For many, comedy is a cynical exercise of enumerating the irrational absurdities of life. Not so for Norm, as he said: “Smart man says nothing is a miracle. I say everything is.” He went out of his way to see and name the miraculous beauty of creation. Norm was to Christianity what Woody Allen is to atheism. He didn’t talk about the world for a living out of resentment or anger, but out of love and boyish curiosity. It was as if we were the blind man and he was taking us all on a walk, careful to describe the normal, mundane objects around us in such a way that we could see the world afresh.

“The Enlightenment turned us away from truth and toward a darkling weakening horizon, sad and grey to see,” tweeted Norm, “The afterglow of Christianity is near gone now, and a stygian silence lurks in wait.” Norm Macdonald lived in an enchanted cosmos—bright in color, teaming with life. Norm saw differently, and therefore more, than secular man. His eyes didn’t just look at brute objects, but through them, seeing the internal coherence and grandeur of nature.

Norm remained, to the end, a man of hope. Peter Kreeft calls hope “a kind of prophetic intuition that beneath all appearances and all apparent injustices, reality is just, is good, and has to be good, in the end.” He goes on to say that to have hope is “a kind of almost mystical intuition, a seeing. It’s a judgment, an assertion.”

The man who gave us Turd Ferguson was born with the eyes of a philosopher, a mystical intuition to see as Oakeshott thought Thomas Hobbes saw. By faith, Norm Macdonald’s eyes were fixed on hope as he fell asleep, and when he awoke those same eyes beheld hope’s substance.

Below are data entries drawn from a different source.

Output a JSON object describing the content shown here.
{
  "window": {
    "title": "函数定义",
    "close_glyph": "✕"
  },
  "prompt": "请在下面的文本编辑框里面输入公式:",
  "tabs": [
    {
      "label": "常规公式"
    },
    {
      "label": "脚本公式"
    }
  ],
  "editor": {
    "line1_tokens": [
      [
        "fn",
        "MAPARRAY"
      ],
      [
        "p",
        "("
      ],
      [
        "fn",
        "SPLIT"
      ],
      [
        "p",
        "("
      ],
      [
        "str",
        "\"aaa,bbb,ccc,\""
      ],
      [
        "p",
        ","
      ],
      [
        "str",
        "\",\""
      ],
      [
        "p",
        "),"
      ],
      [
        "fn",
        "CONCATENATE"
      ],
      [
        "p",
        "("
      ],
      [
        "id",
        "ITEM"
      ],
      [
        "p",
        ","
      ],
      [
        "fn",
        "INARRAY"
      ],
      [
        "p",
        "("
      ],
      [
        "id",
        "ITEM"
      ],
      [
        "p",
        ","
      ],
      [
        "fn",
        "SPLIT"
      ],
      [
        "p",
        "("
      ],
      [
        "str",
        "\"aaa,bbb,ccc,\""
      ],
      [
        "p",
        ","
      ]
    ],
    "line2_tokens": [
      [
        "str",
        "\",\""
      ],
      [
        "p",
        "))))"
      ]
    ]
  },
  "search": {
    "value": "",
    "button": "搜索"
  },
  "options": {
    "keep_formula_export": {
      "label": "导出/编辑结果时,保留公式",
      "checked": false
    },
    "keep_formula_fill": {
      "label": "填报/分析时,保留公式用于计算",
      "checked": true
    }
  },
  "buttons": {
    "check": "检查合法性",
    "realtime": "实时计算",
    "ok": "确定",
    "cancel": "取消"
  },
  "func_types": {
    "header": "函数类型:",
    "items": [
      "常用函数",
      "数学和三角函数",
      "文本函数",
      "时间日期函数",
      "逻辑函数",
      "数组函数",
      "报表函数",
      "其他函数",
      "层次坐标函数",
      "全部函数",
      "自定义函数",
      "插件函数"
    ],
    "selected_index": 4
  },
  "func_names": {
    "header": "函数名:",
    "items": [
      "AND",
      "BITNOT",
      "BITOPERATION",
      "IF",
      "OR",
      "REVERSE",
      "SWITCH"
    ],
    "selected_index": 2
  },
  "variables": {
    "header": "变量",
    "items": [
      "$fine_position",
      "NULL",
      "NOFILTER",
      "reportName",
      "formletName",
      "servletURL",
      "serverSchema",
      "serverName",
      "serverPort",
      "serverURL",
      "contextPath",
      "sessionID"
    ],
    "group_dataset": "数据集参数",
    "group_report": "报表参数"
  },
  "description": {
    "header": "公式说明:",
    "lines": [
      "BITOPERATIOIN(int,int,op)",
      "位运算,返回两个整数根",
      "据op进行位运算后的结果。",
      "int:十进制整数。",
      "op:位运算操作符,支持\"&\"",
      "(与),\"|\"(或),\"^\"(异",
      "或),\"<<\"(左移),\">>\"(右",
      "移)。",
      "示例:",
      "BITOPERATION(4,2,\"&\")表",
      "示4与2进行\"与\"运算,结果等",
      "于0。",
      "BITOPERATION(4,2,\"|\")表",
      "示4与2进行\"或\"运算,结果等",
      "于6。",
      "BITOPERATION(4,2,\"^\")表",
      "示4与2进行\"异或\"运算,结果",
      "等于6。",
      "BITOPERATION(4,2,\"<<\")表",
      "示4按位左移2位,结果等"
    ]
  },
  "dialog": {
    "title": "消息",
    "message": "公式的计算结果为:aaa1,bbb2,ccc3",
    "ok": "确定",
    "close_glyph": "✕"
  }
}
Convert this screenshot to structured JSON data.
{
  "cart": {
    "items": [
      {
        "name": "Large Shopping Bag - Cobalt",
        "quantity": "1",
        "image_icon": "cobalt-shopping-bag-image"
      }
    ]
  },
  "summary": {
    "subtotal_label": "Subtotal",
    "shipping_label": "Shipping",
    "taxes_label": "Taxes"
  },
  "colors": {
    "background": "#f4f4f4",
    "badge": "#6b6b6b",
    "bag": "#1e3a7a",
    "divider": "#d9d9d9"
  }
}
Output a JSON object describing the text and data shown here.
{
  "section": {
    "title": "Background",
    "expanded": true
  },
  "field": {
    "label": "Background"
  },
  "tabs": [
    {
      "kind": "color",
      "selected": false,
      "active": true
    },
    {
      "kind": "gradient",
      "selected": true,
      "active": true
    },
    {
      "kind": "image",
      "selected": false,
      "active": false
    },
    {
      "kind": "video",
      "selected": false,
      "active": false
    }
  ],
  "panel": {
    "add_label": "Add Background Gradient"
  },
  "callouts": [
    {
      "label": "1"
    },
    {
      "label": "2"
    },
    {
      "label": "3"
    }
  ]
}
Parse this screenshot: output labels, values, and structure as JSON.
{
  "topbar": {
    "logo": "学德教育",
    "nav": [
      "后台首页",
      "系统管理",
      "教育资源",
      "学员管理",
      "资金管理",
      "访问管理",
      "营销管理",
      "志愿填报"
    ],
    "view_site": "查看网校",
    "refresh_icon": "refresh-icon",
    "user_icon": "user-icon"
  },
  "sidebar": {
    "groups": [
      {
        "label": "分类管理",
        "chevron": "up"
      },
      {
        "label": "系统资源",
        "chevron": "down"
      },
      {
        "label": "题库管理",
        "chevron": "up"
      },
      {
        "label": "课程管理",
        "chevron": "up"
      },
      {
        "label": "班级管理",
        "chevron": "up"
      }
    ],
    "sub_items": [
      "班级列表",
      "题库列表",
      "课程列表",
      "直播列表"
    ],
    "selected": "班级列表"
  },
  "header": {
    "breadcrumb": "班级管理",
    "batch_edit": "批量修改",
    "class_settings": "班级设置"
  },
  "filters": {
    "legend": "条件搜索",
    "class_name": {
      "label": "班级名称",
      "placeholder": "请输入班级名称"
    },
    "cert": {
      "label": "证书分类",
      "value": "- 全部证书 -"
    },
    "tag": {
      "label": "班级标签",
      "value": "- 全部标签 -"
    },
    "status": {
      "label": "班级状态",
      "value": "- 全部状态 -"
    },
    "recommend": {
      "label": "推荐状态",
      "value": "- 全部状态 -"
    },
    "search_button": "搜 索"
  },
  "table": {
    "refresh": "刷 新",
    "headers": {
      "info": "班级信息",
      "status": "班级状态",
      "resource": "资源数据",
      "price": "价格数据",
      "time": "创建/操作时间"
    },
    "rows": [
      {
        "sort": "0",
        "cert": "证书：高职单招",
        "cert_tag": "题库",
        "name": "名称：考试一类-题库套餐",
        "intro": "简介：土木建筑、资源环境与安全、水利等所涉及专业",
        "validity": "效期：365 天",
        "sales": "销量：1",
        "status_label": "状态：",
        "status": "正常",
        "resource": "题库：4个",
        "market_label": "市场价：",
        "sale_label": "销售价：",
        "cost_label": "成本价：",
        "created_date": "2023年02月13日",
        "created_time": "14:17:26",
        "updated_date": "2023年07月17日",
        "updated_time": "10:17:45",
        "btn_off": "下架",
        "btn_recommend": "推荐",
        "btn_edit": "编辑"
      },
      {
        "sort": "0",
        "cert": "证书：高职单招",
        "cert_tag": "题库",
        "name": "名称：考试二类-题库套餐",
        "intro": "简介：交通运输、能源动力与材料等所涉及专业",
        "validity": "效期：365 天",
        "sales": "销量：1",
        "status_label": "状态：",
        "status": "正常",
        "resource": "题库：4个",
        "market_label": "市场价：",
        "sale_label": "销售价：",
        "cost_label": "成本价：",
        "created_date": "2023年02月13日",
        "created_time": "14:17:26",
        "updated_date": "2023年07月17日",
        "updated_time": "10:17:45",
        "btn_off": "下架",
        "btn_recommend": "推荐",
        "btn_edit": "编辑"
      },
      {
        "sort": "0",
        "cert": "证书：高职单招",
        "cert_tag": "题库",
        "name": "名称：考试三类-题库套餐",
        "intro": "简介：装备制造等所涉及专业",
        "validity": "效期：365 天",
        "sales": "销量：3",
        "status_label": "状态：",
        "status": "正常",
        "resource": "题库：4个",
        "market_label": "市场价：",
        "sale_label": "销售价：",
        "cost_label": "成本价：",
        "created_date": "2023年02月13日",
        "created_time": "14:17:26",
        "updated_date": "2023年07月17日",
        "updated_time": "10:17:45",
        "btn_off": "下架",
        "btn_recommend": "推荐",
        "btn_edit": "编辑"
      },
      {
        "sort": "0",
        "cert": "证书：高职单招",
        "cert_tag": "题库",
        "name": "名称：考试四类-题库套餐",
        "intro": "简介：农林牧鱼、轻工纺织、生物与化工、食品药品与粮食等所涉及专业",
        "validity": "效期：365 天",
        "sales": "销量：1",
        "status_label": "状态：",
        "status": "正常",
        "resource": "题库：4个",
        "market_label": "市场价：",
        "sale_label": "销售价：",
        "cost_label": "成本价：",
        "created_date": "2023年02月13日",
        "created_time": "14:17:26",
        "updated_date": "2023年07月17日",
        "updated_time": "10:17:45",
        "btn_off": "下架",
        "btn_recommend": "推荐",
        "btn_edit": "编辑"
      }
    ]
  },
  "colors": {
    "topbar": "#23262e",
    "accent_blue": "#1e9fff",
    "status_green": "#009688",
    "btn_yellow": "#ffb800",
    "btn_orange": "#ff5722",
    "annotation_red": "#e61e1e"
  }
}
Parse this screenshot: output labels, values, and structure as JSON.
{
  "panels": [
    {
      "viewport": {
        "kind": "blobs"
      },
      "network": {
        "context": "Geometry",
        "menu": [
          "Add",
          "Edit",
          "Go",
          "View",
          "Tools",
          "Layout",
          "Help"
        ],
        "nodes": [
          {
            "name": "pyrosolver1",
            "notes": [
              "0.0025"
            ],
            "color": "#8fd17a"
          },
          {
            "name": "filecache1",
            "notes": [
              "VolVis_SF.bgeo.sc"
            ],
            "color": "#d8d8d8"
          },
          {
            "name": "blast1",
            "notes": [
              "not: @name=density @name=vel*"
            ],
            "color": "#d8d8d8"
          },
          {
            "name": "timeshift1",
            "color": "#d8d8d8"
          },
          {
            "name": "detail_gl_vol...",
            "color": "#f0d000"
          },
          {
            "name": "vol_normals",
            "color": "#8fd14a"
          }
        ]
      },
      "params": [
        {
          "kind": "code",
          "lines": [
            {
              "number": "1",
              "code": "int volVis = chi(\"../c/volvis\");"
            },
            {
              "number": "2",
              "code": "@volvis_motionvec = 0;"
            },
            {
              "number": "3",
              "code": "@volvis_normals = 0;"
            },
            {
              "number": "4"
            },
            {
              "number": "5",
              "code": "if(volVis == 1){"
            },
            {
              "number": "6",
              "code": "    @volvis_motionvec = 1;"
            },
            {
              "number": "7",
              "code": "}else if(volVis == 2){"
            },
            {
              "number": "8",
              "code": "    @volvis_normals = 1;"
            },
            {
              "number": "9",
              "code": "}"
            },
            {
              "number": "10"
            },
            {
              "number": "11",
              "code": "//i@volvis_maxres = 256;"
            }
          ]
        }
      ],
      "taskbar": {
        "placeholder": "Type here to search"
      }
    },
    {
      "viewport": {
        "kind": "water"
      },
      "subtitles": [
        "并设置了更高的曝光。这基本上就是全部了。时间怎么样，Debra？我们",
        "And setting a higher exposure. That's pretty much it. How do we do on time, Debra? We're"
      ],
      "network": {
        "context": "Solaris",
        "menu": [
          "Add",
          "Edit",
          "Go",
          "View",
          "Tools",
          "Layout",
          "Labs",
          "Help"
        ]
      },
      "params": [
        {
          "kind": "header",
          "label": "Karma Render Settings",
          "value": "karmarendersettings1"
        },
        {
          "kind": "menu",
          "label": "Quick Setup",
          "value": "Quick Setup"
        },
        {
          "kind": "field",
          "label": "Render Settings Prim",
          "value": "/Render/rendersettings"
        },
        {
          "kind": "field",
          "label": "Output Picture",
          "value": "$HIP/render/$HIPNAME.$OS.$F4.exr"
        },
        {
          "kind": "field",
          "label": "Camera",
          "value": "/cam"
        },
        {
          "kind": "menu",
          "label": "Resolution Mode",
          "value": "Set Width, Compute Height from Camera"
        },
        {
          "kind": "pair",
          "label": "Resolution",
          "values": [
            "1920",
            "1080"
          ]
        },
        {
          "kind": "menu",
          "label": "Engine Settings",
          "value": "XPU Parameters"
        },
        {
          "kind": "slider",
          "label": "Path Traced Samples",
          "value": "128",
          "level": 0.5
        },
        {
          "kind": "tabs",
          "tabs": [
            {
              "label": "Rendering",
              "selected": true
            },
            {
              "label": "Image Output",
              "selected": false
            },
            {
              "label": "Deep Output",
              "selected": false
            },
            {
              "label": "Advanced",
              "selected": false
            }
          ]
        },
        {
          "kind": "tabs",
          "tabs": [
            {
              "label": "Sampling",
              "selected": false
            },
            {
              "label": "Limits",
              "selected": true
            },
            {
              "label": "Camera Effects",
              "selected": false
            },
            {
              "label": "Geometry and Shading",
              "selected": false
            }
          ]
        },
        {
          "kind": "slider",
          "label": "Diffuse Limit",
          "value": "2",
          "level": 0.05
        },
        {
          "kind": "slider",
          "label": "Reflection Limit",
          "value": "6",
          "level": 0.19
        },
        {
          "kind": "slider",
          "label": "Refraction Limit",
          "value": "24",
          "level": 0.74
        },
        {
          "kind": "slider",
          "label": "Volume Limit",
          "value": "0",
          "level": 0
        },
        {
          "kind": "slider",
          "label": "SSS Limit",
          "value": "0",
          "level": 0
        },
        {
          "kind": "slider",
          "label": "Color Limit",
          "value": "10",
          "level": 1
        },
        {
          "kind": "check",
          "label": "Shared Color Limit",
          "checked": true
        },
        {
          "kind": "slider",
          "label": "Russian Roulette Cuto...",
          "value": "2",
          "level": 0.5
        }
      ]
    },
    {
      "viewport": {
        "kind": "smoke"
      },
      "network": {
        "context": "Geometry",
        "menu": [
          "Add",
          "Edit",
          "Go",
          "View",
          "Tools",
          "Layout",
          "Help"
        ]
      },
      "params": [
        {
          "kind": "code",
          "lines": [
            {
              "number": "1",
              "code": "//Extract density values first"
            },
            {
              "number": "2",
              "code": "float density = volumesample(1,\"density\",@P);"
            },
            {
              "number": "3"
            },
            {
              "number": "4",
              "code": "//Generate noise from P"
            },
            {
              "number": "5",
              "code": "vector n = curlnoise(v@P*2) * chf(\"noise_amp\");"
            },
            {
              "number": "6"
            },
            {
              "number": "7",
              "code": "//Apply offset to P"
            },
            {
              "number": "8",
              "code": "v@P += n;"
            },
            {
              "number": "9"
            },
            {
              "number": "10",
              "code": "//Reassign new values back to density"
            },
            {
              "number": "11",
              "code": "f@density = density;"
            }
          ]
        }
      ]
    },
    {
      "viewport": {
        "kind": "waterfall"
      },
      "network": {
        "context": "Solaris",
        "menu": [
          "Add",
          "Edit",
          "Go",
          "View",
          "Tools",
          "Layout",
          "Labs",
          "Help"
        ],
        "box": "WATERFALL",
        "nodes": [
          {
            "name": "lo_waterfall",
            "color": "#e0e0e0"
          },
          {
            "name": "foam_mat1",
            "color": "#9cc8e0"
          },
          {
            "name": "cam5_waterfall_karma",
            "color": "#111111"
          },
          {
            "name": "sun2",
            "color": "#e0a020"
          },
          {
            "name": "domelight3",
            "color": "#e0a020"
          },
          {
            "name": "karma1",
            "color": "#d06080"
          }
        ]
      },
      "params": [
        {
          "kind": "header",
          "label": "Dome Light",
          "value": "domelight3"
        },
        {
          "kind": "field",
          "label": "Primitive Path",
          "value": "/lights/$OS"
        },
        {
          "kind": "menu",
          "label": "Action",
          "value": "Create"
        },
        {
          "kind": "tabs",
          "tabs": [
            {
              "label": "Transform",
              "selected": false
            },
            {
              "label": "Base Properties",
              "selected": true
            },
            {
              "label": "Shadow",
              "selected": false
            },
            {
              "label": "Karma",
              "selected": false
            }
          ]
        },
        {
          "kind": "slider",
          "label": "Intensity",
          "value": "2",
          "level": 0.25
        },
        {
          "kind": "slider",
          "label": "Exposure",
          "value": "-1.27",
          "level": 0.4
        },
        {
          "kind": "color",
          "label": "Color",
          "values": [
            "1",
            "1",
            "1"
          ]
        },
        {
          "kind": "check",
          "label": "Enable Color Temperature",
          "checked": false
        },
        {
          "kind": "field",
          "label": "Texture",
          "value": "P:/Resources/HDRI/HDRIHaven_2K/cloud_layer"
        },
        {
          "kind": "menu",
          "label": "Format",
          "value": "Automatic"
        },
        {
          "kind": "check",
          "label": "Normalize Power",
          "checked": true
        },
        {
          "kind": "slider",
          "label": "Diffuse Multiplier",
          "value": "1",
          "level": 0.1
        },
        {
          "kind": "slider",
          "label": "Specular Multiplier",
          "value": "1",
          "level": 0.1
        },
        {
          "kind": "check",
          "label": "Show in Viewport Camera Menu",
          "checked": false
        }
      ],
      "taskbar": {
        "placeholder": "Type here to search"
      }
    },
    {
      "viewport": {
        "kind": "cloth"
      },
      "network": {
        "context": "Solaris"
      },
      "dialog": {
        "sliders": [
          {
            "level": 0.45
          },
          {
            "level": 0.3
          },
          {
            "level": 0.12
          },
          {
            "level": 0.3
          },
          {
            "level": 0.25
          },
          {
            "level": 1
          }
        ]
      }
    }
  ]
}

Dustin Messer is pastor for Faith Formation at All Saints Dallas in Dallas, TX. Before completing his doctorate at La Salle University, Dustin graduated from Boyce College and Covenant Theological Seminary. He was a fall 2020 Constitutional Fellow at The American Conservative.